To add injury to insult, when God provided water the Amelekites attacked the Israelites at Rephidim. Rephidim was a place that had fertile ground, a rare site in the desert. Here the flocks could find pasture and it seemed like Israel had found a place of peace. But the battle would prove otherwise. Based on Moses’ response with the water situation it appears he was very burned out. Retaliation against him was a reality.
Moses persisted, though: “Tomorrow I will sand on the top of the hill with the staff of God in my hand” (vs. 9). As long as Moses held up his hand Israel was winning. But when his hands grew weary they would start to lose. Aaron and Hur put a rock under Moses and held his hands up until the sun set. “And Joshua overwhelmed Amalek and his people with the sword” (vs. 13). This is a reminder to us to be present for people who are fighting spiritual battles. Moses couldn’t have done this alone even though he possessed the staff of God in his hand. We all need support and this is what helps us make it to the next day!
One day James and John’s mother brought them to Jesus and kneeled before him. It’s not certain that James and John knew what their mother was going to ask for. But ask she did! When Jesus asked her what she wanted, she said, “Say that these two sons of mine are to sit, one at your right hand and one at your left, in your kingdom” (Matthew 20:21 ESV).
Jesus told her she didn’t know what she was asking. He then asked the brothers if they could drink the cup he was to drink. He was asking if they were able to suffer like he was about to. They affirmed. Jesus told them that they would drink his cup but that he couldn’t grant who gets to sit as his right or left. Only the Father can deicide that.
What Jesus could decide, however, is that “whoever would be great among you must be your servant, and whoever would be first among you must be your slave, even as the Son of Man came not to be served but to serve, and to give his life as a ransom for many” (vs. 26-28). God is not concerned with people climbing their way to the top. Instead, he wants us to serve those in need–to care for the poor, broken, orphans and widows. It is they who will be first in the Kingdom.
Albert Einstein said the definition of insanity is doing the same thing over and over and expecting different results. The definition of devotion, according to Merriam Webster, is the fact or state of being ardently dedicated and loyal. What is the difference between being dedicated and holding on to something while expecting change? Maybe it’s difficult to tell where the line is between insanity and devotion. But one thing is for sure–the early believers were devoted!
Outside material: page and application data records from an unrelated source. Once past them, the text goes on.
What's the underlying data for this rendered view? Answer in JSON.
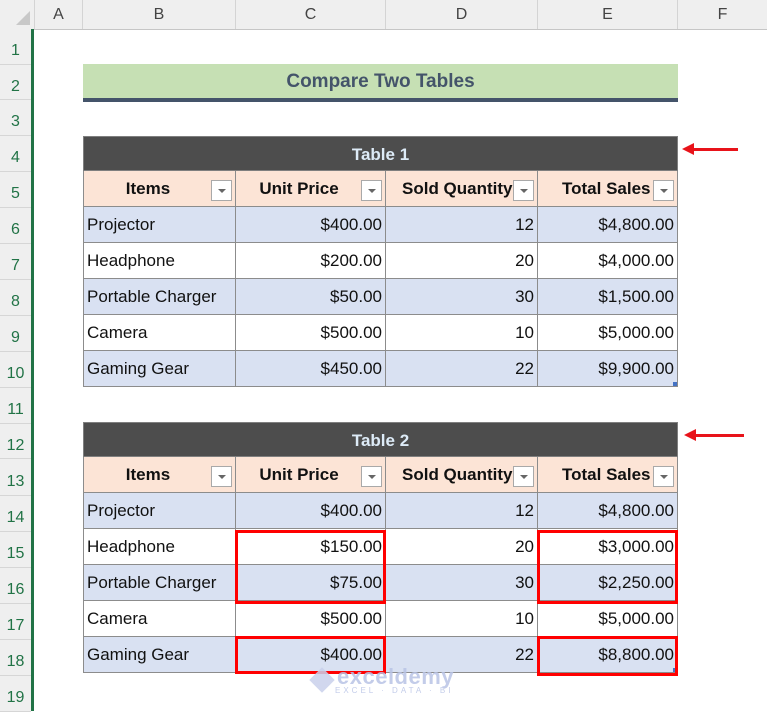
{
  "sheet": {
    "columns": [
      "A",
      "B",
      "C",
      "D",
      "E",
      "F"
    ],
    "rows": [
      "1",
      "2",
      "3",
      "4",
      "5",
      "6",
      "7",
      "8",
      "9",
      "10",
      "11",
      "12",
      "13",
      "14",
      "15",
      "16",
      "17",
      "18",
      "19"
    ]
  },
  "banner": {
    "title": "Compare Two Tables"
  },
  "table1": {
    "title": "Table 1",
    "headers": [
      "Items",
      "Unit Price",
      "Sold Quantity",
      "Total Sales"
    ],
    "rows": [
      [
        "Projector",
        "$400.00",
        "12",
        "$4,800.00"
      ],
      [
        "Headphone",
        "$200.00",
        "20",
        "$4,000.00"
      ],
      [
        "Portable Charger",
        "$50.00",
        "30",
        "$1,500.00"
      ],
      [
        "Camera",
        "$500.00",
        "10",
        "$5,000.00"
      ],
      [
        "Gaming Gear",
        "$450.00",
        "22",
        "$9,900.00"
      ]
    ]
  },
  "table2": {
    "title": "Table 2",
    "headers": [
      "Items",
      "Unit Price",
      "Sold Quantity",
      "Total Sales"
    ],
    "rows": [
      [
        "Projector",
        "$400.00",
        "12",
        "$4,800.00"
      ],
      [
        "Headphone",
        "$150.00",
        "20",
        "$3,000.00"
      ],
      [
        "Portable Charger",
        "$75.00",
        "30",
        "$2,250.00"
      ],
      [
        "Camera",
        "$500.00",
        "10",
        "$5,000.00"
      ],
      [
        "Gaming Gear",
        "$400.00",
        "22",
        "$8,800.00"
      ]
    ]
  },
  "watermark": {
    "name": "exceldemy",
    "tagline": "EXCEL · DATA · BI"
  },
  "colors": {
    "highlight": "#ff0000",
    "arrow": "#e8131a",
    "banner_bg": "#c6e0b4",
    "title_bar": "#4d4d4d",
    "header_bg": "#fce4d6",
    "band_bg": "#d9e1f2"
  }
}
Jesus taught every day in the temple: “And every day he was teaching in the temple, but at night he went out and lodged on the mount called Olivet” (Luke 21:37 ESV). After Jesus ascended the believers “devoted themselves to the apostles’ teaching and the fellowship, to the breaking of bread and prayers. . . And day by day, attending the temple together and breaking bread in their homes, they received their food with glad and generous hearts” (vs. 42, 46).
When Paul was in Ephesus people in the synagogue spoke evil about the Way before the congregation, so Paul “withdrew from them and took the disciples with him, reasoning daily in the hall of Tyrannus” (Acts 19:9). Luke records that this went on for two years so that all the people in Asia heard the word of God. Imagine what an incredible feat that was! If we are going to connect God to others we need to do it every day. It is a discipline. But so is learning. People actually showed up to listen every day. We are more connected today globally than at any other time in history. So how are we using that technology to remain devoted to the Word?